A barcode scanner is an electronic device that reads and outputs printed barcodes to a computer. Barcode scanners and readers are made with a light source, a lens and a light sensor to translate optical impulses to electronic signals. They are widely used with point of sales (POS) systems and inventory management system, and has quickly become an integral part of business operations. There are 2 major different technology of barcode scanners in the market, and to decide which is best for your business is a difficult task. This article will go through a series of different types of barcode scanners, and to help you in making better decisions.
Laser Barcode ScannersLaser scanners employ two optical systems to generate a laser beam and to focus the beam. An oscillating scan mirror moves the beam back and forth repeatedly along the barcode. The optical data captured will then be sent to a decoder to transform into digital data. Laser barcode scanners are very effective in scanning despite movements. For this reason, laser barcode scanners are usually the favourites when scanning requires motion insensitivity such as supermarkets, where scanning can be done effortlessly. Laser scanners allow operators to achieve higher productivity. Laser barcode scanners have been in the market for a very long time, hence the cost of production has been greatly reduced comparing to new emerging scanning technologies. The combination of a low price, and accurate scanning allows for a high laser barcode scanner adoption among retails and shops.
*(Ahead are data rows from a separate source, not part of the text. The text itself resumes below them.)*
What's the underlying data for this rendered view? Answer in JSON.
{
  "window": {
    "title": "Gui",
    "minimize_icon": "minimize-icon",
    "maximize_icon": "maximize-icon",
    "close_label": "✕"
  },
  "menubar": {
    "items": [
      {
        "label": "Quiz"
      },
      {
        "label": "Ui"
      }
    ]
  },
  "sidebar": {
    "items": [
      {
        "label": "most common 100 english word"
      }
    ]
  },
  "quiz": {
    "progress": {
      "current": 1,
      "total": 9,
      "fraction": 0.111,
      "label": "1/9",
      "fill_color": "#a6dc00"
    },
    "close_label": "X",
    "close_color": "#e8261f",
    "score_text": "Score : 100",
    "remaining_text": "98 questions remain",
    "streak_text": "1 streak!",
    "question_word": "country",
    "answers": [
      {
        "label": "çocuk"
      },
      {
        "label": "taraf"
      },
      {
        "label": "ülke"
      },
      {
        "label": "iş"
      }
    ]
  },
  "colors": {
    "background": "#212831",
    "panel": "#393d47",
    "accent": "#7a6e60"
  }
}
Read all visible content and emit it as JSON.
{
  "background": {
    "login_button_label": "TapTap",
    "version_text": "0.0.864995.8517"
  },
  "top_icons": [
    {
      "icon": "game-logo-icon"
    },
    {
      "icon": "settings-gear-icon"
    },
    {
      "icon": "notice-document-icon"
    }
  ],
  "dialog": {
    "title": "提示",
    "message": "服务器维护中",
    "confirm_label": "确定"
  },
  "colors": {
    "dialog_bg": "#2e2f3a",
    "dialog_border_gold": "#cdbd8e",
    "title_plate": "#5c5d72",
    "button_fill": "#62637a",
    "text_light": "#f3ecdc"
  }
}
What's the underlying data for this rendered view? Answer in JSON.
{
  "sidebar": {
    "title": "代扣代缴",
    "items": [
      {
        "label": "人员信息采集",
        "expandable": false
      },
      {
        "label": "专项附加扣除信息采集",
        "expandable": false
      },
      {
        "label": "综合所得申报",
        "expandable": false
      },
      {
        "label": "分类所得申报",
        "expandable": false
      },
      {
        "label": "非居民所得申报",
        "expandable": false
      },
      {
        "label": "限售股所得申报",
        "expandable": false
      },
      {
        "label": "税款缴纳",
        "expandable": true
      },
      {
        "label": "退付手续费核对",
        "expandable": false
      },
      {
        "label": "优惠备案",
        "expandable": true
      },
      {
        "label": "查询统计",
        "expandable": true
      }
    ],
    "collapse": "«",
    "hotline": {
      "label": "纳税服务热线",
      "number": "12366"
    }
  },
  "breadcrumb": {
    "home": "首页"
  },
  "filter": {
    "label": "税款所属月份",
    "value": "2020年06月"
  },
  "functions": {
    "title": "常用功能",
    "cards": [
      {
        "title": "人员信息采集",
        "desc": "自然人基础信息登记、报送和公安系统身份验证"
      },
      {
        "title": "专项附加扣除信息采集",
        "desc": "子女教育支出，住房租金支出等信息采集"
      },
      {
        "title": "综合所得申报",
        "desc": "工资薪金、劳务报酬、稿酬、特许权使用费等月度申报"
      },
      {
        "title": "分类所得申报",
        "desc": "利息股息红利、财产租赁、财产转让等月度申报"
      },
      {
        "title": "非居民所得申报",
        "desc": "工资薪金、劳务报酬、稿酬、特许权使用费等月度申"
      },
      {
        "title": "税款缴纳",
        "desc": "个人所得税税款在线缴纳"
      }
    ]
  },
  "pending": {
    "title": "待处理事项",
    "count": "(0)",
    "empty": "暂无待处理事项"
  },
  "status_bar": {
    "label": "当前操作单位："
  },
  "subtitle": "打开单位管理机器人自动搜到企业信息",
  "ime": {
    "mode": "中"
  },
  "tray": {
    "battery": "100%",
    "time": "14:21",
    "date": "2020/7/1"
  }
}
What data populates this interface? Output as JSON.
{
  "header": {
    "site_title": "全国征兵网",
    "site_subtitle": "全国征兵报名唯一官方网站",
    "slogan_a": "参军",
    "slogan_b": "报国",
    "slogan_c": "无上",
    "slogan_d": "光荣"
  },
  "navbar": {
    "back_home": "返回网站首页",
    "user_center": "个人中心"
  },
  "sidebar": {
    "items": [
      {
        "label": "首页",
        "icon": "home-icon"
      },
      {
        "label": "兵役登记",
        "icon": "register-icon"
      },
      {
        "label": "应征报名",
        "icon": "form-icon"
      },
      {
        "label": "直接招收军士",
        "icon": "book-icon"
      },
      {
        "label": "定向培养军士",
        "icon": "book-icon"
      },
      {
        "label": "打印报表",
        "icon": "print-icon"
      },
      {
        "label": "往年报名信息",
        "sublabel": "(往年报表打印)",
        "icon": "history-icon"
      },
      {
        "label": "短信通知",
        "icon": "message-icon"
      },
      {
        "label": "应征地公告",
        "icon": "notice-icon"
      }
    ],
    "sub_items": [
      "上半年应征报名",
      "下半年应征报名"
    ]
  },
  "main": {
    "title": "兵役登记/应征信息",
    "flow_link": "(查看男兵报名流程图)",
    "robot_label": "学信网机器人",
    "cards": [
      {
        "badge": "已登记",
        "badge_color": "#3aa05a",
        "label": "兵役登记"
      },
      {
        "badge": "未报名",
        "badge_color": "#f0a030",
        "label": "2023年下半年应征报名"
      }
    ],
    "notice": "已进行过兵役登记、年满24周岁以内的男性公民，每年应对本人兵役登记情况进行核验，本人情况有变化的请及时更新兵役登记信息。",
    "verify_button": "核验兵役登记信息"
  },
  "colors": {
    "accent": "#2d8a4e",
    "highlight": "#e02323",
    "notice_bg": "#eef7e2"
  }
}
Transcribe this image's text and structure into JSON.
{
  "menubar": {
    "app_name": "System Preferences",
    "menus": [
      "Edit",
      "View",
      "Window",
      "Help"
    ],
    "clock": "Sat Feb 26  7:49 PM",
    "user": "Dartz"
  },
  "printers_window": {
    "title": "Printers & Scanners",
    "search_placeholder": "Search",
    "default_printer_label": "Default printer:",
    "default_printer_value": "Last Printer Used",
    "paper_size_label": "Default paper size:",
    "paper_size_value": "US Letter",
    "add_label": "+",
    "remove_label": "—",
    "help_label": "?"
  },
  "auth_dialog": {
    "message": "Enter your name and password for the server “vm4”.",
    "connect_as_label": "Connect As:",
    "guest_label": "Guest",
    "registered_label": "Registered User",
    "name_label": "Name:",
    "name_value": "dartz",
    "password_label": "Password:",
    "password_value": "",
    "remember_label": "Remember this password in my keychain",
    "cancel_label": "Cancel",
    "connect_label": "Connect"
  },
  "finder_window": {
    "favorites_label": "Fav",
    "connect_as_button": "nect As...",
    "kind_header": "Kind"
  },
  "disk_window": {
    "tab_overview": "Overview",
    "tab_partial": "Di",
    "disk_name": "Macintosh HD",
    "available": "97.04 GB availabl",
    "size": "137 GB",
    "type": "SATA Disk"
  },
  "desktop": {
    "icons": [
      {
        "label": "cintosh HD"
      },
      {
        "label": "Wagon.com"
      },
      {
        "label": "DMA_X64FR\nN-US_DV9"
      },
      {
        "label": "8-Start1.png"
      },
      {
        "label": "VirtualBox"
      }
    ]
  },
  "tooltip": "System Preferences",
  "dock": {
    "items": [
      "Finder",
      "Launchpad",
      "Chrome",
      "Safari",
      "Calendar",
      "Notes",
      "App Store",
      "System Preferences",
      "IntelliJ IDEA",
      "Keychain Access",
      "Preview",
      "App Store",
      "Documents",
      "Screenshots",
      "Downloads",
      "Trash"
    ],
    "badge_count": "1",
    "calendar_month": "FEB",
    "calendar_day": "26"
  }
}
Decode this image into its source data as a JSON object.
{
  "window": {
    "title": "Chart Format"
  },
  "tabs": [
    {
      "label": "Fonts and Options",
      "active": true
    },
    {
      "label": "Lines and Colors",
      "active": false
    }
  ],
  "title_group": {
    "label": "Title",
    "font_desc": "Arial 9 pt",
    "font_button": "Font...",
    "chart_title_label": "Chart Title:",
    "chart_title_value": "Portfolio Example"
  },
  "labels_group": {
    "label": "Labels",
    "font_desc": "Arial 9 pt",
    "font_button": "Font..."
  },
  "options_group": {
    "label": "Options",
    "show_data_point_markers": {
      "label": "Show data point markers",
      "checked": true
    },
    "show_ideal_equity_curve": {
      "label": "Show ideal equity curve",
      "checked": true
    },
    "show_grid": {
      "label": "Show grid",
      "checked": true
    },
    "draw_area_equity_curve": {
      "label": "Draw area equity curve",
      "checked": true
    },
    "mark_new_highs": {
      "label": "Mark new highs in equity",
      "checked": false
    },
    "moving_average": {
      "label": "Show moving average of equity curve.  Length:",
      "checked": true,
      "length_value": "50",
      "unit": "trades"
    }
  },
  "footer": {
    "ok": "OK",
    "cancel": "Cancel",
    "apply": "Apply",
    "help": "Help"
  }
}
Digital Imaging Barcode ScannersDigital Imaging Barcode Scanners use a different approach in scanning, where it projects LED lights that illuminates the bar code. Similar to a digital camera, the lens projects the barcode image onto a 2D array, and is then converted into electronic signals to reconstruct a digital image. With an advanced decoding algorithm, the decoder software will extract data from the barcode image. The biggest benefit in choosing this over conventional laser barcode scanners is because, digital imaging barcode scanners can scan 2D images instead of just 1D. This can result in accommodating a larger amount of data and information, which is crucial for industries like logistics, transportations, tracking applications etc. In addition to the standard applications of barcode scanning, digital imaging technology is slowly evolving to capture and transfer images. This enables imaging applications like document scanning, signature capture etc. They can also be useful for proof of delivery, shipping information, or records of damaged shipments.
Choice of Barcode Scanning TechnologyNow that you have a better understanding over the two common barcode scanning technology, you should make a decision based on your business operations. Just to name a few examples:
- If you work in a retail environment with point of sales system, where checkout personnel have to accomplish transactions accurately with items of different sizes, use laser barcode scanners.
- If you need to keep track of your inventories from shipments, to shelving and delivery, use laser barcode scanners.